The lawyers are seeking a temporary halt to all flights leaving Incirlik Air Base — an important staging point for combat operations against the Islamic State group — and access to the base via a search warrant, according to court documents unearthed by the Stockholm Center for Freedom, a group of exiled Turkish journalists.

The papers were filed at the chief public prosecutor’s office in Adana, where İncirlik is located. The lawyers who submitted the request are from the Association for Social Justice and Aid, which the exiled Turkish journalists described as a non-governmental organization fronting for senior Turkish officials.

The lawyers also asked in their petition for the “arrest of the commanders of the U.S. Air Force who are the superiors of the soldiers based at İncirlik and took a role in the failed coup attempt on July 15, 2016,” according to the documents.

U.S. officials did not provide comment on what, if any, actions were planned to deal with the charges, but did deny that the U.S. government was involved in the attempted coup.

“Any reports that U.S. government or military personnel had any previous knowledge or involvement in a Turkey coup attempt are baseless and completely false,” Mark Mackowiak, a U.S. European Command spokesman, told Air Force Times.

“We value the strong, mil-to-mil relationship and partnerships we have with our Turkish counterparts and continue to carry out our important mission at Incirlik," he added.
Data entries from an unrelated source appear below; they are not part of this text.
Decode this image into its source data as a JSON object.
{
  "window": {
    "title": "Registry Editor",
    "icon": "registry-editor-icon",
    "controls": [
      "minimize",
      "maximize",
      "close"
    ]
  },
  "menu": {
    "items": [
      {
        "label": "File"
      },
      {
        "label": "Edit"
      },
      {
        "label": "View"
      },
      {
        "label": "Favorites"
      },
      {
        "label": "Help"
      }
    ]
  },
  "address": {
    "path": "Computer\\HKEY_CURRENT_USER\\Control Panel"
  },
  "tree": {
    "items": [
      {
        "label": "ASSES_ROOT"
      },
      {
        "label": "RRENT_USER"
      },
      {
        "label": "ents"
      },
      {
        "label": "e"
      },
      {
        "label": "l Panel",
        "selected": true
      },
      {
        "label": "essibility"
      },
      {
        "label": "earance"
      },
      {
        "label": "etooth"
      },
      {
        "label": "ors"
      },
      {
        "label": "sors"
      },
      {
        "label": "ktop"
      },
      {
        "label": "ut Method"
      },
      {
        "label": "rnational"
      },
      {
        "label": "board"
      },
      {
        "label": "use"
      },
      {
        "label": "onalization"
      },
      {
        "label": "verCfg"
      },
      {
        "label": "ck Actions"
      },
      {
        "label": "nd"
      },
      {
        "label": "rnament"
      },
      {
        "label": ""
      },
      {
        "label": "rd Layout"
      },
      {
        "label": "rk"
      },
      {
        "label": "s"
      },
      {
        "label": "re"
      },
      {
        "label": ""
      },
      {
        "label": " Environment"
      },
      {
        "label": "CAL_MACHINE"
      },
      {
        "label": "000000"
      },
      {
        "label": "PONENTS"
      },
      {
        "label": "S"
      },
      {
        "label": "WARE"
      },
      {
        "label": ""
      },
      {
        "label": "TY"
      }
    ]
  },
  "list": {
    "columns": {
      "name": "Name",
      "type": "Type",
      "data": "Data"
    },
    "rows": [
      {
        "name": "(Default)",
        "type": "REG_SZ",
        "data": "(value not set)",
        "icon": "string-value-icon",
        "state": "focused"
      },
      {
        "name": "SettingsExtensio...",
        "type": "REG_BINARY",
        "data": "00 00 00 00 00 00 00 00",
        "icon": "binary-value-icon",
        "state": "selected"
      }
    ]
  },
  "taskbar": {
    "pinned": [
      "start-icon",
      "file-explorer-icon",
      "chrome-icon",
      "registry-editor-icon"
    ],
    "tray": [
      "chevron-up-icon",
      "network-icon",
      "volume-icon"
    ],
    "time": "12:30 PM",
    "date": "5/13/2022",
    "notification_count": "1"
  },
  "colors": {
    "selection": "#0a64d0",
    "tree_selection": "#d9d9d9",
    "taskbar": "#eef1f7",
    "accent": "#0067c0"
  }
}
The 60-page criminal complaint specifically names Col. John C. Walker, Col. Michael H. Manion, Col. David Eaglen, Col. David Trucksa, Lt. Col. Timothy J. Cook, Lt. Col. Mack R. Coker, Sgt. Thomas S. Cooper, Sgt. Vegas M. Clark and others deployed to İncirlik Base, asking for their detention.

However, those "individuals mentioned are not currently stationed at Incirlik,” Mackowiak said.

The report by the exiled journalists cites a tit-for-tat sanction dispute between the Trump administration and Turkish President Recep Tayyip Erdoğan as a possible cause of the charges.

The U.S. imposed economic sanctions on Turkey’s interior and justice ministers last week for their role in the detention of an American pastor also accused of involvement in the coup attempt.